This course ended
on May 9, 2020 |

## Math 204: Linear Algebra

Department of Mathematics and Computer Science Hobart and William Smith Colleges Spring 2020. Instructor: David J. Eck (eck@hws.edu) Syllabus: http://math.hws.edu/eck/courses/math204_s20.html Textbook PDF: Linear Algebra, 3rd edition, by Jim Hefferon Supporting materials at http://joshua.smcvt.edu/linearalgebra/

Homework | |||

Homework 1 Due Jan. 29 Answers |
Homework 2 Due Feb. 5 Answers |
Homework 3 Due Feb. 14 Answers |
Homework 4 Due Feb. 19 Answers |

Homework 5 Due March 2 Answers |
Homework 6 Due March 13 Answers |
Homework 7 Due April 6 Answers |
Homework 8 Due April 13 Answers |

Homework 9 Due April 20 Answers |
Homework 10 Due May 4 Answers |
Final Exam, Due May 9 |

### Ninth Week and Beyond...

Because of the COVID-19 pandemic, we are moving to entirely on-line teaching. The main hub for the course will be on Canvas. Students should check there for further updates and assignments.

See the syllabus revisions: Part 1 and Part 2.

### Eighth Week: March 9, 11, and 13

We have begun Chapter 3, which covers linear functions between vector spaces. In class, we have looked at the general idea of linear function and at how matrices can be used to define functions. However the text book begins the subject with isomorphisms and automorphisms. This week, we should finish Chapter 3, Section I and most if not all of Section II.

### Seventh Week: March 2, 4, and 6

We will start the week with the big proof left over from Friday: That if V is a finite-dimensional vector space, then every basis of V has the same number of elements. We will then cover Chapter 2, section III.3, which discusses the idea of rank of a matrix. We will skip Chapter 2, Section III.4, so we should start Chapter 3 by the end of the week. Chapter 3 is about functions between vector spaces and their relationship to matrices and matrix multiplication. I might begin with an overview of this material before continuing with the presentation in the book.

### Sixth Week: February 24, 26, and 28

The reading for the week is Chapter 2, Sections III.1 and III.2, covering the idea of basis of a vector space and the definition of dimension of a finite-dimensional vector space. We might start Section III.3 on Friday.

Part of the homework for this week will be to choose a presentation topic. A list of possible topics was handed out on the first day of class.

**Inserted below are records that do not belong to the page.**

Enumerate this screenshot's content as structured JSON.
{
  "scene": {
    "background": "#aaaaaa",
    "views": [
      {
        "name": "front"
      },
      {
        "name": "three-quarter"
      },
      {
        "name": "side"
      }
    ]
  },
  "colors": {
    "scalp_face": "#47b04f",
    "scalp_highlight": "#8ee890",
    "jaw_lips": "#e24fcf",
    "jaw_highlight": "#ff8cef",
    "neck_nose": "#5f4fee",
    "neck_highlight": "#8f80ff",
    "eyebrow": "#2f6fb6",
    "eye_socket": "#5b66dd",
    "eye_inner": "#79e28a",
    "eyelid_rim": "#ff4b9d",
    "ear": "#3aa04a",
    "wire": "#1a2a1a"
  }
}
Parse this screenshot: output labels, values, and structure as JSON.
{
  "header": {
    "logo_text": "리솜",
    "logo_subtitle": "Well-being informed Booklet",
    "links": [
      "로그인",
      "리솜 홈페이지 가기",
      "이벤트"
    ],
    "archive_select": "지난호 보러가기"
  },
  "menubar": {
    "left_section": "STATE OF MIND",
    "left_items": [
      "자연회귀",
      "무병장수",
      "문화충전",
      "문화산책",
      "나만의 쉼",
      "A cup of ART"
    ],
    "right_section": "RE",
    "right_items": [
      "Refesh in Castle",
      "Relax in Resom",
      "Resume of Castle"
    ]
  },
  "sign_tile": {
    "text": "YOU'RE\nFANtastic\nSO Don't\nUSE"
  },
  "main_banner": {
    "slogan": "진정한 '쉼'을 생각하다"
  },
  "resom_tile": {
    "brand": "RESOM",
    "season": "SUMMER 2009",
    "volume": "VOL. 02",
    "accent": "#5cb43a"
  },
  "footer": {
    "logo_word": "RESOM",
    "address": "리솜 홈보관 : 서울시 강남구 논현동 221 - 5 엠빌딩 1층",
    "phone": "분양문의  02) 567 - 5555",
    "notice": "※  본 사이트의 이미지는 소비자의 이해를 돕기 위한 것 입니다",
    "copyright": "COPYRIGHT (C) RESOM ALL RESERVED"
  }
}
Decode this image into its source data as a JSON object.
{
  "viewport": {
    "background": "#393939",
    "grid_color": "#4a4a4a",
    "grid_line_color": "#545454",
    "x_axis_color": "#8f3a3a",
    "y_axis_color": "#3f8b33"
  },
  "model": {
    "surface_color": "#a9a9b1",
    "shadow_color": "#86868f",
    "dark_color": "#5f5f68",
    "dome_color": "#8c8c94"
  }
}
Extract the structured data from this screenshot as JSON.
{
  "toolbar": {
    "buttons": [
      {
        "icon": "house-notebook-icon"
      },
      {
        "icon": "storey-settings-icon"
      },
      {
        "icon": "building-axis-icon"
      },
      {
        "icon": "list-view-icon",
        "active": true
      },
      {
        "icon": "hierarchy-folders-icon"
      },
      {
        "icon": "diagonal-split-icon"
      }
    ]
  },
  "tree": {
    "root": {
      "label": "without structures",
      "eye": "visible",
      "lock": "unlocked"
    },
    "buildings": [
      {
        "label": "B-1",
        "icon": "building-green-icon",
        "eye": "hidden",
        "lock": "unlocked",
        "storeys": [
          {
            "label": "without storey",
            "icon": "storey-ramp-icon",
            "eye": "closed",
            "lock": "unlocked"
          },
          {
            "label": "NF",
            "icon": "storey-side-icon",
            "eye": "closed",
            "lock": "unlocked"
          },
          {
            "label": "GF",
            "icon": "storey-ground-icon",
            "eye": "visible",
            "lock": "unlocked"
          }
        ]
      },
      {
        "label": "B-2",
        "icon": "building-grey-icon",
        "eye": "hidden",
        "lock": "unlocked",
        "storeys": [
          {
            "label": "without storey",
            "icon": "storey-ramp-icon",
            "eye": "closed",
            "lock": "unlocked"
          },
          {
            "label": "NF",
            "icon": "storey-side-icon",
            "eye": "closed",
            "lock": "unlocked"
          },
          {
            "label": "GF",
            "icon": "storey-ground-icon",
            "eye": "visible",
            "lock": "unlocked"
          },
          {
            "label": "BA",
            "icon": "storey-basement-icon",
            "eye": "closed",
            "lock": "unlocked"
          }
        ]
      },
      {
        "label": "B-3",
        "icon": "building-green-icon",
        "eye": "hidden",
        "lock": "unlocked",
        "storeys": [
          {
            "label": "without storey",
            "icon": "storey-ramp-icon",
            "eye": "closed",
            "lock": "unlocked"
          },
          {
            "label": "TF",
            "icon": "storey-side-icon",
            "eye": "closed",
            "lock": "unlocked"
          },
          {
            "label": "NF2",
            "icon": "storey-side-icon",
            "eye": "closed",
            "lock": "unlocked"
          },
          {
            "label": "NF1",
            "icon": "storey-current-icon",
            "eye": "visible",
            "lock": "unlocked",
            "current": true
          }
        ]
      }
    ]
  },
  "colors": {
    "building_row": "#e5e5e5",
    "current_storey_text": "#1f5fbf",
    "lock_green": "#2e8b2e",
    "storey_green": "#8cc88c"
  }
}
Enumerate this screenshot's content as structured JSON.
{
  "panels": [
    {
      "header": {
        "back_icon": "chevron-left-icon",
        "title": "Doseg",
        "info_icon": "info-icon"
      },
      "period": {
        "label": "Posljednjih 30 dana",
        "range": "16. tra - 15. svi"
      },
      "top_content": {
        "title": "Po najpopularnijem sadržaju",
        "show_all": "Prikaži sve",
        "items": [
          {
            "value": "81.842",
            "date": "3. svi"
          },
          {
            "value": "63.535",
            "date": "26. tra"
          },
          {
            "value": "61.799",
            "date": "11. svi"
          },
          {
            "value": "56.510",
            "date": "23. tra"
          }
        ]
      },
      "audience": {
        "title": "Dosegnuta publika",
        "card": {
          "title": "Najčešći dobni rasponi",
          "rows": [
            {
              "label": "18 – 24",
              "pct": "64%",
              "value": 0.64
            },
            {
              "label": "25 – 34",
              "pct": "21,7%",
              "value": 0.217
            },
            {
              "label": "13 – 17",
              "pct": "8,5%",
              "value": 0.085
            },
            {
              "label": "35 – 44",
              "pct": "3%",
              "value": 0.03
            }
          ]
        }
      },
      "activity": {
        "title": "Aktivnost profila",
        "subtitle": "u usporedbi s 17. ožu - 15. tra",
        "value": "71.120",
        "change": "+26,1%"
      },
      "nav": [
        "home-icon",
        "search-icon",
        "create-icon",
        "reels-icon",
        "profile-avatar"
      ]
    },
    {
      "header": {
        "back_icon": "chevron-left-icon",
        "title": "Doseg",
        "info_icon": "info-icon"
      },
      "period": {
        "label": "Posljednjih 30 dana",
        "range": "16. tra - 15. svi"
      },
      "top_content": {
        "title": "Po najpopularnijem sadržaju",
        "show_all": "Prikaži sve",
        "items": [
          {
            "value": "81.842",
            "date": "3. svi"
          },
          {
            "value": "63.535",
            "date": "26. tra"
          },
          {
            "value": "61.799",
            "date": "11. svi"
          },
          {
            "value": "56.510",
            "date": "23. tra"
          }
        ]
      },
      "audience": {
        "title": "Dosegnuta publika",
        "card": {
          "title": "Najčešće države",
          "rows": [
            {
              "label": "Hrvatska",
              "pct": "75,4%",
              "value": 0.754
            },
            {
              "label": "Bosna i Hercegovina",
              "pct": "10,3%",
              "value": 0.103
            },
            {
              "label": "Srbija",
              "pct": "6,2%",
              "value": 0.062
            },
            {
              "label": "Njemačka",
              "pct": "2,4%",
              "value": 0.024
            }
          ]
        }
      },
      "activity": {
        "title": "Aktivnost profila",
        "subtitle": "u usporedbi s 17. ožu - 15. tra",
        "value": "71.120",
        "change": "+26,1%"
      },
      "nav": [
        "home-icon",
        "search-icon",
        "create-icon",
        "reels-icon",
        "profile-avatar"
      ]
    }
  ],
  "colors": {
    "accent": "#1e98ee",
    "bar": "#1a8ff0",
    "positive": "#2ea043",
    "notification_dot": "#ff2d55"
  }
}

Here is a link to that list:

### Fifth Week: February 17, 19, and 21

There is test this week on Friday, February 21. A study guide was handed out in class on Monday.

We started Chapter II, Section II last week, which covers linear independence. We will continue looking at linear independence and spanning sets on Monday, and that material will be coverd on the test. On Wednesday, I will answer any questions about the test. If there is extra time, we will begin Chapter 2, Section III, by looking at the idea of a basis for a vector space.

### Fourth Week: February 10, 12, and 14

At end of last week, we just started work on abstract vector spaces. and we will get into that topic more seriously this week. The reading is Chapter 2, Sections I.1, I.2, and II.1.

### Third Week: February 3, 5, and 7

We will cover sections III.1 and III.2 from Chapter 1 this week. The topic is reduced row echelon form. We will show that a given matrix has exactly one reduced row echelon form. (The proofs that we will do this week will require us to talk about equivalence relations and mathematical induction.) We will also take a look at some of the things that computer algebra systems can do for linear algebra.

### Second Week: January 27, 29, and 31

The reading for the week is Sections I.3, II.1, and II.2.
Section I.3 introduces *homogeneous* linear systems, which just means that all the
constant terms on the right are zero, and it proves something important about the structure
of the solution set of any system of linear equations. Sections II.1 and II.2 are about the
geometry of vectors in **R**^{n}, especially in **R**^{2} and
**R**^{3}. These sections cover things representing vectors as arrows,
the dot product of vectors, length of vectors, and orthogonality.
This material is marked as optional in the textbook, and it is not used all that
much in the rest of the course, but when working with vector spaces, it's a good
idea to understand how they work geometrically.

### First Week: January 22 and 24

Welcome to the course!

You should download the PDF of the textbook and start reading Chapter One. We will cover Sections I.1 and I.2 from that chapter this week. The main topic is Gauss's method for solving systems of linear equations. You are probably already familiar with the general idea, but this is a good starting point for a course in linear algebra.

You should also carefully read the syllabus for the course!

The PDF version of the textbook is free. You will not need a printed copy, but if you would like to have one, the bookstore will have a few copies, or you can order a copy from amazon.com through this link. A copy will also be on reserve in the library.